→ Exercise data:

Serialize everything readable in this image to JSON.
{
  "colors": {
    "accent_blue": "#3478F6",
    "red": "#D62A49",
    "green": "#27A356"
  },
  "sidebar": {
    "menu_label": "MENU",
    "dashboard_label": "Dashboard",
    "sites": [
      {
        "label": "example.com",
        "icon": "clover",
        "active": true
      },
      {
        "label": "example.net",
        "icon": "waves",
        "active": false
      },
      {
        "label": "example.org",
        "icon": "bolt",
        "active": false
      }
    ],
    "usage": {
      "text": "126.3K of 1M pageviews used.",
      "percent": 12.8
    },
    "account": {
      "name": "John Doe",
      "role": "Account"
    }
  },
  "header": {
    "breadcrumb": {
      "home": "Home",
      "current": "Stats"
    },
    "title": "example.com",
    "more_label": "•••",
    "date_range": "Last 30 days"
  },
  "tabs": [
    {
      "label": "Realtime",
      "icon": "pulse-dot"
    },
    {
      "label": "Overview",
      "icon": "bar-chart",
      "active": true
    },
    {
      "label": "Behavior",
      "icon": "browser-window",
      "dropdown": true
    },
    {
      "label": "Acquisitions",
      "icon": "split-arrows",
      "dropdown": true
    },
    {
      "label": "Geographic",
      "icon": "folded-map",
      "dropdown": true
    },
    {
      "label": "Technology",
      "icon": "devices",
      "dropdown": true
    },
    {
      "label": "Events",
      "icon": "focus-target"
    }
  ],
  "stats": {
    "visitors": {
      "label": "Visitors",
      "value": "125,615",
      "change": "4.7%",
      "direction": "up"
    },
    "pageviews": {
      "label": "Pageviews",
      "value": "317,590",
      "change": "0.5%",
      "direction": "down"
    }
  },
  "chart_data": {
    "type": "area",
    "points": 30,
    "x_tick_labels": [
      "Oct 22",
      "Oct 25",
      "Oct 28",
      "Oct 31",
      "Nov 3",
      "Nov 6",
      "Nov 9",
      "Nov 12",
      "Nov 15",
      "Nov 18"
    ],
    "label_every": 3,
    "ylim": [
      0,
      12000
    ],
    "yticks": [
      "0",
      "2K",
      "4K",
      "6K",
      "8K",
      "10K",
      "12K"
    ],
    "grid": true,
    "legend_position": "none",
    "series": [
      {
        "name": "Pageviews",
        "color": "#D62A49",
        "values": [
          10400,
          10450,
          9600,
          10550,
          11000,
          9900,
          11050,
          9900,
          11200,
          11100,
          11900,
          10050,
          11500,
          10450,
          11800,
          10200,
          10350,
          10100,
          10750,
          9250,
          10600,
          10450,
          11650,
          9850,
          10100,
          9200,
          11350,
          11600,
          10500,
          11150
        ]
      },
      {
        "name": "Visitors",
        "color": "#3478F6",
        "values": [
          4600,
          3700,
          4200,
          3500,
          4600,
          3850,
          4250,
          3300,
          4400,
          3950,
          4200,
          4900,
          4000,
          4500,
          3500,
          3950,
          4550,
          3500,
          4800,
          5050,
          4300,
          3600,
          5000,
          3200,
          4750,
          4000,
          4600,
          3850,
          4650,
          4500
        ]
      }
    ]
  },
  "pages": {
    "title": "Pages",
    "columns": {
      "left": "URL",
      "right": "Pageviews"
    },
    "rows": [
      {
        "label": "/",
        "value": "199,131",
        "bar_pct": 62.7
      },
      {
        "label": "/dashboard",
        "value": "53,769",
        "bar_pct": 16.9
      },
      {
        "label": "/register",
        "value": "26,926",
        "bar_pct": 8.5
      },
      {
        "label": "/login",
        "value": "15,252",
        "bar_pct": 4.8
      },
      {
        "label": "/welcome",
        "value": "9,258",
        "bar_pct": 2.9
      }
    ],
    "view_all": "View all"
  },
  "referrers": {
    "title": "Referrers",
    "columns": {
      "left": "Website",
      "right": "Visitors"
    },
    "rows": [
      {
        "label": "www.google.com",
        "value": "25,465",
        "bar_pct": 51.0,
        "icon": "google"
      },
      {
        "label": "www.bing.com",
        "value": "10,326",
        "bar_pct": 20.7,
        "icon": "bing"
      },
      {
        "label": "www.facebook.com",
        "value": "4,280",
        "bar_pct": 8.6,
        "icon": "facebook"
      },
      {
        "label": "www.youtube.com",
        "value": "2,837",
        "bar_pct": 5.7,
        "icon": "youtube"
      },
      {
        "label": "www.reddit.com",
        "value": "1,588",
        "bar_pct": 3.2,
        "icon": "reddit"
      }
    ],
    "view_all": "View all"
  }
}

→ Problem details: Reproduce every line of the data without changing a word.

→ Task answer:
Serialize everything readable in this image to JSON.
{
  "colors": {
    "accent_blue": "#3478F6",
    "red": "#D62A49",
    "green": "#27A356"
  },
  "sidebar": {
    "menu_label": "MENU",
    "dashboard_label": "Dashboard",
    "sites": [
      {
        "label": "example.com",
        "icon": "clover",
        "active": true
      },
      {
        "label": "example.net",
        "icon": "waves",
        "active": false
      },
      {
        "label": "example.org",
        "icon": "bolt",
        "active": false
      }
    ],
    "usage": {
      "text": "126.3K of 1M pageviews used.",
      "percent": 12.8
    },
    "account": {
      "name": "John Doe",
      "role": "Account"
    }
  },
  "header": {
    "breadcrumb": {
      "home": "Home",
      "current": "Stats"
    },
    "title": "example.com",
    "more_label": "•••",
    "date_range": "Last 30 days"
  },
  "tabs": [
    {
      "label": "Realtime",
      "icon": "pulse-dot"
    },
    {
      "label": "Overview",
      "icon": "bar-chart",
      "active": true
    },
    {
      "label": "Behavior",
      "icon": "browser-window",
      "dropdown": true
    },
    {
      "label": "Acquisitions",
      "icon": "split-arrows",
      "dropdown": true
    },
    {
      "label": "Geographic",
      "icon": "folded-map",
      "dropdown": true
    },
    {
      "label": "Technology",
      "icon": "devices",
      "dropdown": true
    },
    {
      "label": "Events",
      "icon": "focus-target"
    }
  ],
  "stats": {
    "visitors": {
      "label": "Visitors",
      "value": "125,615",
      "change": "4.7%",
      "direction": "up"
    },
    "pageviews": {
      "label": "Pageviews",
      "value": "317,590",
      "change": "0.5%",
      "direction": "down"
    }
  },
  "chart_data": {
    "type": "area",
    "points": 30,
    "x_tick_labels": [
      "Oct 22",
      "Oct 25",
      "Oct 28",
      "Oct 31",
      "Nov 3",
      "Nov 6",
      "Nov 9",
      "Nov 12",
      "Nov 15",
      "Nov 18"
    ],
    "label_every": 3,
    "ylim": [
      0,
      12000
    ],
    "yticks": [
      "0",
      "2K",
      "4K",
      "6K",
      "8K",
      "10K",
      "12K"
    ],
    "grid": true,
    "legend_position": "none",
    "series": [
      {
        "name": "Pageviews",
        "color": "#D62A49",
        "values": [
          10400,
          10450,
          9600,
          10550,
          11000,
          9900,
          11050,
          9900,
          11200,
          11100,
          11900,
          10050,
          11500,
          10450,
          11800,
          10200,
          10350,
          10100,
          10750,
          9250,
          10600,
          10450,
          11650,
          9850,
          10100,
          9200,
          11350,
          11600,
          10500,
          11150
        ]
      },
      {
        "name": "Visitors",
        "color": "#3478F6",
        "values": [
          4600,
          3700,
          4200,
          3500,
          4600,
          3850,
          4250,
          3300,
          4400,
          3950,
          4200,
          4900,
          4000,
          4500,
          3500,
          3950,
          4550,
          3500,
          4800,
          5050,
          4300,
          3600,
          5000,
          3200,
          4750,
          4000,
          4600,
          3850,
          4650,
          4500
        ]
      }
    ]
  },
  "pages": {
    "title": "Pages",
    "columns": {
      "left": "URL",
      "right": "Pageviews"
    },
    "rows": [
      {
        "label": "/",
        "value": "199,131",
        "bar_pct": 62.7
      },
      {
        "label": "/dashboard",
        "value": "53,769",
        "bar_pct": 16.9
      },
      {
        "label": "/register",
        "value": "26,926",
        "bar_pct": 8.5
      },
      {
        "label": "/login",
        "value": "15,252",
        "bar_pct": 4.8
      },
      {
        "label": "/welcome",
        "value": "9,258",
        "bar_pct": 2.9
      }
    ],
    "view_all": "View all"
  },
  "referrers": {
    "title": "Referrers",
    "columns": {
      "left": "Website",
      "right": "Visitors"
    },
    "rows": [
      {
        "label": "www.google.com",
        "value": "25,465",
        "bar_pct": 51.0,
        "icon": "google"
      },
      {
        "label": "www.bing.com",
        "value": "10,326",
        "bar_pct": 20.7,
        "icon": "bing"
      },
      {
        "label": "www.facebook.com",
        "value": "4,280",
        "bar_pct": 8.6,
        "icon": "facebook"
      },
      {
        "label": "www.youtube.com",
        "value": "2,837",
        "bar_pct": 5.7,
        "icon": "youtube"
      },
      {
        "label": "www.reddit.com",
        "value": "1,588",
        "bar_pct": 3.2,
        "icon": "reddit"
      }
    ],
    "view_all": "View all"
  }
}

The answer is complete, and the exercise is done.